## The problem
Search the listing below for the string "kind", then copy every line it appears in.

## Input records

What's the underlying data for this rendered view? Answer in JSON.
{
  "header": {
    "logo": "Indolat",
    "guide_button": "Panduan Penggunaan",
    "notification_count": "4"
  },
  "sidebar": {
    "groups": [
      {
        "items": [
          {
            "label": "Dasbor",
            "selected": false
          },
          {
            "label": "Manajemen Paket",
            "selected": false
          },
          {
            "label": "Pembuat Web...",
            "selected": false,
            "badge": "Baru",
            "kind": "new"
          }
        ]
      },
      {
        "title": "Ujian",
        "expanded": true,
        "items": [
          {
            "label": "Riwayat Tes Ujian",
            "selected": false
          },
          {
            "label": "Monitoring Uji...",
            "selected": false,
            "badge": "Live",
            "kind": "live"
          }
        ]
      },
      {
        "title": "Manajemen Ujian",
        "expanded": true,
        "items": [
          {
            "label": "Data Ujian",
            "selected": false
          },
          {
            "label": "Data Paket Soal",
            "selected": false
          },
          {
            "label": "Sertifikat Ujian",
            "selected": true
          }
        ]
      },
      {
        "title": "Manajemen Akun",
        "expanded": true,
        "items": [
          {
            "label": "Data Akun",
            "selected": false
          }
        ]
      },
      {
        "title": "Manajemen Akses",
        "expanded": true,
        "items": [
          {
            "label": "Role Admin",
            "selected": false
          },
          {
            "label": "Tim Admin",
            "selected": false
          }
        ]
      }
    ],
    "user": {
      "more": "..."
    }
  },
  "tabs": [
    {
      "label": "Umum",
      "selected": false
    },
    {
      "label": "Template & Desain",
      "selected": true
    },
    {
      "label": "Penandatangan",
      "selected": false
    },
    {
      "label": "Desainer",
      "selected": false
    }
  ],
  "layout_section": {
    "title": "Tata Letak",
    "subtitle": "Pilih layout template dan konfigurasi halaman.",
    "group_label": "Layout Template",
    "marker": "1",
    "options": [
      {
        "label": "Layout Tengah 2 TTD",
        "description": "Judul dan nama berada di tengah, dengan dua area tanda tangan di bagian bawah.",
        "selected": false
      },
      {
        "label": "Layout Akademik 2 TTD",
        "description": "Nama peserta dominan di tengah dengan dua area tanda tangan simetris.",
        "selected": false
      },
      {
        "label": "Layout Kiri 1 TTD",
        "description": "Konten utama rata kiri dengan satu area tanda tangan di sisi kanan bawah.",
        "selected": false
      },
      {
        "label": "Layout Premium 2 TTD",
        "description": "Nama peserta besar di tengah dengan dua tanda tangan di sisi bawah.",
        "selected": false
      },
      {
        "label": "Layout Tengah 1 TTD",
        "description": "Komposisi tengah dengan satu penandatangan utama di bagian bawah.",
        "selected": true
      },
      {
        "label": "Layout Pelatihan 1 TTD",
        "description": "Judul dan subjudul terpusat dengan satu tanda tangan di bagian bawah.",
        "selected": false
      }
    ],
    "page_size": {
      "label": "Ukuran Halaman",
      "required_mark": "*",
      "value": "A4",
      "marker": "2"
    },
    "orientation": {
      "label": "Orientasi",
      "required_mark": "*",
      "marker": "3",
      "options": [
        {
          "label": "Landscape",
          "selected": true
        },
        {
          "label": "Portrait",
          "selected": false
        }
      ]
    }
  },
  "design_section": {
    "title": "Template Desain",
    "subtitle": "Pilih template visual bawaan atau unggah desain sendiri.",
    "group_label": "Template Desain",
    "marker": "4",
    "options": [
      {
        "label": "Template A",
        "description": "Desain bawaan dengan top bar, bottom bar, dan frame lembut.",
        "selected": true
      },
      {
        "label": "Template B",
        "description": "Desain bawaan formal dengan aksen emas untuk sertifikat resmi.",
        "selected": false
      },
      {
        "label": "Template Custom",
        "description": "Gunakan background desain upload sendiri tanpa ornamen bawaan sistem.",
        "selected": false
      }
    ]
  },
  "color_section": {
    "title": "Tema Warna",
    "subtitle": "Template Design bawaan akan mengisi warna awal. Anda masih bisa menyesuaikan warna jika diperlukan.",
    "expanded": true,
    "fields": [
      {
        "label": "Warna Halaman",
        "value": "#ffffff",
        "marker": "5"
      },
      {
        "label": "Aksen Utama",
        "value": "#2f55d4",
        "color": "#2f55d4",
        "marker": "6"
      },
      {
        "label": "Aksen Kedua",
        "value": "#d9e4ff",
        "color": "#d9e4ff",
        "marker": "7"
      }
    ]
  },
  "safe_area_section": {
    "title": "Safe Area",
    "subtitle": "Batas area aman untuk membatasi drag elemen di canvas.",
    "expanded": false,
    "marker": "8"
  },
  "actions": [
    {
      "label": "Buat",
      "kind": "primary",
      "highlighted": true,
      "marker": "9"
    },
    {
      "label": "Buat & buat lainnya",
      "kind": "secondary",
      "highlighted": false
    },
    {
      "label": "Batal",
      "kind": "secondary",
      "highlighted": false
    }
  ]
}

## Answer for this exercise
            "kind": "new"
            "kind": "live"
      "kind": "primary",
      "kind": "secondary",
      "kind": "secondary",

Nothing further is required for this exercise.